We Who Stayed Behind by Martin De Thurah was elegant, dream-like and melancholy in both art direction and story. That the score complemented the mood so perfectly hinted at De Thurah's music video background. The short also stands out from the usual Danish film because it has a happy ending. The organic connection between the young actors drew audiences in as the children in this lifeless city watched their parents and teachers lose their will to live. As this happened, their blood turned from red to gray and they marched away like zombies. One boy triumphed over this seemingly inevitable fate and saved some young friends in the process. In doing so, he showed that in even the most depressing of circumstances, hope is all that's needed to go on, that it comes from within, and that optimism is as contagious as despair.
The Dinner by Karchi Perlmann was a stand out for the audience as much as the jury, winning the Special Mention award. The highly stylized combination of bright colors and fairly-tale feel balanced out this short's grim story. A quick synopsis tells of a man who, while listening to a radio show where hosts tease callers sharing absurd stories of fatal accidents, slips on what turns out to be a lethal dollop of pig manure in the pen of his very, very hungry animals. That The Dinner was also a clever vehicle to address life in Budapest after the riots of 2006 is the extra kicker that wins Perlmann a mark as a director to watch.
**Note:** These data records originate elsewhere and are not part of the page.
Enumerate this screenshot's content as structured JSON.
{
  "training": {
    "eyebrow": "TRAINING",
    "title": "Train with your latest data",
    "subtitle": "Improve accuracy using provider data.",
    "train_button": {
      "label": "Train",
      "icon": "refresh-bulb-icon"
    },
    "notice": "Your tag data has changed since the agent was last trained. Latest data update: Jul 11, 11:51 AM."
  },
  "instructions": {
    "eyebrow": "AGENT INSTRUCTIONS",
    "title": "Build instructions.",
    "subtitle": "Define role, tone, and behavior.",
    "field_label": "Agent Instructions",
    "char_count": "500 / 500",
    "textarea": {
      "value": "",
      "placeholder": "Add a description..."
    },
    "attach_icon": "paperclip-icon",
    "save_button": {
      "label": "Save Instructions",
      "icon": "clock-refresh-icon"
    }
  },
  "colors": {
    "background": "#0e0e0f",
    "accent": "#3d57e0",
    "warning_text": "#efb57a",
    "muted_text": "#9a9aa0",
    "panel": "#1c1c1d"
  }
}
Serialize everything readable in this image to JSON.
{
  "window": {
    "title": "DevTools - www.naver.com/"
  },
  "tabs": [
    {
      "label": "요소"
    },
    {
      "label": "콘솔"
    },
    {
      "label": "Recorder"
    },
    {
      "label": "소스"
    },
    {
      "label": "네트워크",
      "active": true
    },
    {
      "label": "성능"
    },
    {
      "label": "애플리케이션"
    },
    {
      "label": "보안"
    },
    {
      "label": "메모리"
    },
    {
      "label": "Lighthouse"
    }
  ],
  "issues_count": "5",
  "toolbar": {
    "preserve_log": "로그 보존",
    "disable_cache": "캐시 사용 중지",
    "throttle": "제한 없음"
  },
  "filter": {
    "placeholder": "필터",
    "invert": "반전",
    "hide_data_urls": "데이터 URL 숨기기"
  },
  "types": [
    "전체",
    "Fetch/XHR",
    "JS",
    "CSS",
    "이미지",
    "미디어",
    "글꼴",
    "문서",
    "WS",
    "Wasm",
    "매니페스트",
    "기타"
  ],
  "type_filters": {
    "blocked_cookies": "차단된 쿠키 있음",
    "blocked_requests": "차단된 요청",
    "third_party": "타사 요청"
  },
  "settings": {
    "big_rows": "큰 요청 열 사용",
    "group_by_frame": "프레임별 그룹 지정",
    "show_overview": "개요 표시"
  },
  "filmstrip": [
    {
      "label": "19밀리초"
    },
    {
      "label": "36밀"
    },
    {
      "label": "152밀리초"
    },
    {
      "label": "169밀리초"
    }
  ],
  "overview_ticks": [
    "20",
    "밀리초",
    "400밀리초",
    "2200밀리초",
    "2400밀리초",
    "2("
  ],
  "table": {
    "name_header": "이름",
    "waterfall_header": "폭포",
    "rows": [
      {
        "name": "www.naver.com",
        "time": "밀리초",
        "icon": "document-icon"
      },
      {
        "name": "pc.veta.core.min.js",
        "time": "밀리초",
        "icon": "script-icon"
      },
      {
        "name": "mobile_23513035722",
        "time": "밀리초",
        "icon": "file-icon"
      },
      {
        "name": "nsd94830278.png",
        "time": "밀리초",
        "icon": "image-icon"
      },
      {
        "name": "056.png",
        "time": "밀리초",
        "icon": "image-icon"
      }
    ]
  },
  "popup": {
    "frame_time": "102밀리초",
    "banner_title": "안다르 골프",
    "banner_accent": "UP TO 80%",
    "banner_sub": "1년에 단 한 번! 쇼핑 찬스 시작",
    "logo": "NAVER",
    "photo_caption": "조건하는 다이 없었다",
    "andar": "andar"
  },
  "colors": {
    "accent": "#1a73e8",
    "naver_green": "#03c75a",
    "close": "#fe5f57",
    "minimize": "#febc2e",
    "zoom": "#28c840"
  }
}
Though the ending of the short was by no means "happy," Perlmann's ability to make this piece reverent in feel shows his talent. You watch the credits feeling joyful and laughing, partly simply at the oddness of human psychology.
Joost vanGinkel's Sand was both the most heart-warming and heart-breaking story. If jurors were on the fence about honoring this film as well, it would not be surprising. Spot-on casting (that 90% bit of directing, they say) allowed for chemistry between characters. Art direction was so well executed that certain shots still stay fresh in my mind. As Luuk, a sand-carting truck driver and gentle, loving father, wrestles with his volatile ex-wife's treatment of their daughter, his seaside excursions with eight-year-old Isabel temporary heal her sadness. One of the most memorable scenes in the entire Corto was that of tall, big-bellied Luuk clumsily twirling alongside his petite daughter, gracefully dancing in her white tutu, as classical music played from the truck stereo, with headlights serving as spotlights. The story's ending poignantly expressed the futile tragedy of what it is to have one's hands tied as a parent in the legalities of child custody gone wrong.
Over the three-day span of shorts in competition at the Biennale, I walked away pleased with the offerings. Like with all festivals, one exciting thing about the Corto was the chance to see new talent. It will be interesting to see where these directors go next. And how else is it possible to see such varied collection of shorts that are film festival worthy without needing to sift through a number of insufferable ones? Even in such auspicious selection there always seems to be one project in the mix that leaves you scratching your head and begs the question as to whether the film is "artistic," or just plain offensive. It would hardly be a complete short program without one. We won't cover that one here. In all fairness, I think the audience members who walked out during that unnameable film weren't quite sure what that doctor was doing to that baby. Like at most festivals, the audience clap-meter did not always fall in line with the judges' choices. So I can't help but wonder if there were some other gems hidden in the remaining 1,380.